It was a Bristol Scout that was the first land aircraft to be flown from a ship when Flt Lt H Towler flew an example from the flying deck of HMS Vindex in November 1915.

VIDEO: Deborah Quilter's grandfather, Flt Lt John A Carr, DSC, was a New Zealand pilot who flew with the Royal Naval Air Service during the First World War. Carr flew a Bristol Scout biplane for some time, along with a number of other aircraft types during his service. In this video Deborah talks a little about her grandfather, and about her journey to see the 100-year old aircraft type that he flew in during WW1. The NZ Warbirds Bristol Scout aircraft, only the second airworthy Scout currently in existence, is shown here during a display at Ardmore Aerodrome, Auckland, New Zealand.

Only 374 Scouts were built, and by the late summer of 1916 the type was being phased out of operational service, in most cases being replaced by the Airco DH.2 pusher aircraft which had forward firing machine guns. The Royal Flying Corps and later Royal Air Force continue to use the term 'scout' to refer to single-seat fighter aircraft into the early 1920s.

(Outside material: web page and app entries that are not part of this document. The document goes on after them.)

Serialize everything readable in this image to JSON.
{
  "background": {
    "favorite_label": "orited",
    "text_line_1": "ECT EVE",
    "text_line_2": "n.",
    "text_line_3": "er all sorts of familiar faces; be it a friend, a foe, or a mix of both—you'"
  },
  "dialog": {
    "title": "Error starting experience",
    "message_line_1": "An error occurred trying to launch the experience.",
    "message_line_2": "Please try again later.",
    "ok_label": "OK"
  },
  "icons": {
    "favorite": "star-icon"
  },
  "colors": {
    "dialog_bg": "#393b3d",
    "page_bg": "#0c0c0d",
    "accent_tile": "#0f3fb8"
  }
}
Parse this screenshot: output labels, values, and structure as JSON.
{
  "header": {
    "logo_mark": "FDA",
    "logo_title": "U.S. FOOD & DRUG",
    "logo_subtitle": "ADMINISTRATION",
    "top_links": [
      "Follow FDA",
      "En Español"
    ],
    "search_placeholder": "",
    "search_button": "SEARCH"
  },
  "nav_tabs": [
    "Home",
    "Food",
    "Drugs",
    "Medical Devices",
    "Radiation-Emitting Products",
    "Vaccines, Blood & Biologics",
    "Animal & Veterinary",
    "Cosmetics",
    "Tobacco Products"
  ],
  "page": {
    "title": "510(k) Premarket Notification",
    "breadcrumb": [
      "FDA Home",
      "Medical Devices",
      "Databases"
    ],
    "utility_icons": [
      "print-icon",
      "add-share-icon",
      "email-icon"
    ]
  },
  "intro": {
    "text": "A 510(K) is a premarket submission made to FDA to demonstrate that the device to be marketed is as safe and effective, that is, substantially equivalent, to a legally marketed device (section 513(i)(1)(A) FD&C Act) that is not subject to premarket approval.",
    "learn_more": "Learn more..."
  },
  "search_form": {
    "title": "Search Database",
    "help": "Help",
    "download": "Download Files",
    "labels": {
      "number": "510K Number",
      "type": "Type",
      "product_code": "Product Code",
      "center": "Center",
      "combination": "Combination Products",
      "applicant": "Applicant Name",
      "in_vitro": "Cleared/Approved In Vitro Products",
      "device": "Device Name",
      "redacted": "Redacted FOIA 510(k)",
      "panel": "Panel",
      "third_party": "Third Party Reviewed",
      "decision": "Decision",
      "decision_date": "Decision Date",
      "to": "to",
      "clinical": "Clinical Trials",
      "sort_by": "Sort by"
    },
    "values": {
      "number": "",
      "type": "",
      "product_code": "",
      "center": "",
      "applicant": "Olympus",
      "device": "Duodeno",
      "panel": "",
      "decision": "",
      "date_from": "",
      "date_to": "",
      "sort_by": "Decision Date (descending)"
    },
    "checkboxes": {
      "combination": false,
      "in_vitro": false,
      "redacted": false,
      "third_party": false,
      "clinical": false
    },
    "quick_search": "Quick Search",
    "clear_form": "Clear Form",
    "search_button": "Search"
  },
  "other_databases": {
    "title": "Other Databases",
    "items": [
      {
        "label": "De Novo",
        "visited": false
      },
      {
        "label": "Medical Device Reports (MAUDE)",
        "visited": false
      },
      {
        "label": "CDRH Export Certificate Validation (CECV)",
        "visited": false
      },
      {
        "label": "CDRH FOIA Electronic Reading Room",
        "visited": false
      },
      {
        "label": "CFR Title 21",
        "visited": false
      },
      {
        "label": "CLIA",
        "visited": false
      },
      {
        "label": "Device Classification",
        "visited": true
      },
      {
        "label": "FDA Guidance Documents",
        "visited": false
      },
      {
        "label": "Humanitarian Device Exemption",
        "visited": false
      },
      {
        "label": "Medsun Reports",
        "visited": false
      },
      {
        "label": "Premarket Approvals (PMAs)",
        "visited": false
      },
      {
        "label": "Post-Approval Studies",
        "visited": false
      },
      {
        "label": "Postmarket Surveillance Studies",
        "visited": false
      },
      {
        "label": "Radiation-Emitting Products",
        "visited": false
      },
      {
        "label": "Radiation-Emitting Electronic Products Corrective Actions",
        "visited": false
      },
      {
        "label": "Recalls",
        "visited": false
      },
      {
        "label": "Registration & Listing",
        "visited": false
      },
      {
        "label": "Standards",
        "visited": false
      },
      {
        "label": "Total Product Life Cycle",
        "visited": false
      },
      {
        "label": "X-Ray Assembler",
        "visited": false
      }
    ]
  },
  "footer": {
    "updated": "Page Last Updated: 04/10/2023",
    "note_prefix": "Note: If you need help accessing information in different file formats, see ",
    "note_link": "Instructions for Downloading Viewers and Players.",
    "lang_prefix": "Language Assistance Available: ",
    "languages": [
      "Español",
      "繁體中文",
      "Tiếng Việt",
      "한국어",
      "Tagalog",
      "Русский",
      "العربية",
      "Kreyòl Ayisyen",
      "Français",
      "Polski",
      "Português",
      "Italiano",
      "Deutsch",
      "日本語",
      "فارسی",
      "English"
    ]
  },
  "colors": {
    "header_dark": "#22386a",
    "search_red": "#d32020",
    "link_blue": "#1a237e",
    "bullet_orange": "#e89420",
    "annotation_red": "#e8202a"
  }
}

The last known Bristol Scout in military service was the former RNAS Scout D No. 8978 which was being operated by the Royal Australian Air Force as late as October 1926, at Point Cook (near Melbourne) in Australia.

Share This Story :

More Stories and Video Clips:

  • British Anti-Aircraft Gun Was Highly Prized By The German Army

  • If You Enjoy The Start Of 'Top Gun', Then You'll Love These Jets.

  • Return To The Site Of The First Railway In New Zealand 125 Years On

There's More Exclusive Content On Historical Machines TV

HMTV is our advert-free streaming video channel which features an awesome array of video and long form documentary material which is not available elsewhere. Sign up for a free trial and enjoy the significant and varied range of material we have on offer...

Please consider subscribing to HMTV, or buy us a drink to support our historical (story and film) preservation endeavours.

Comment Form is loading comments...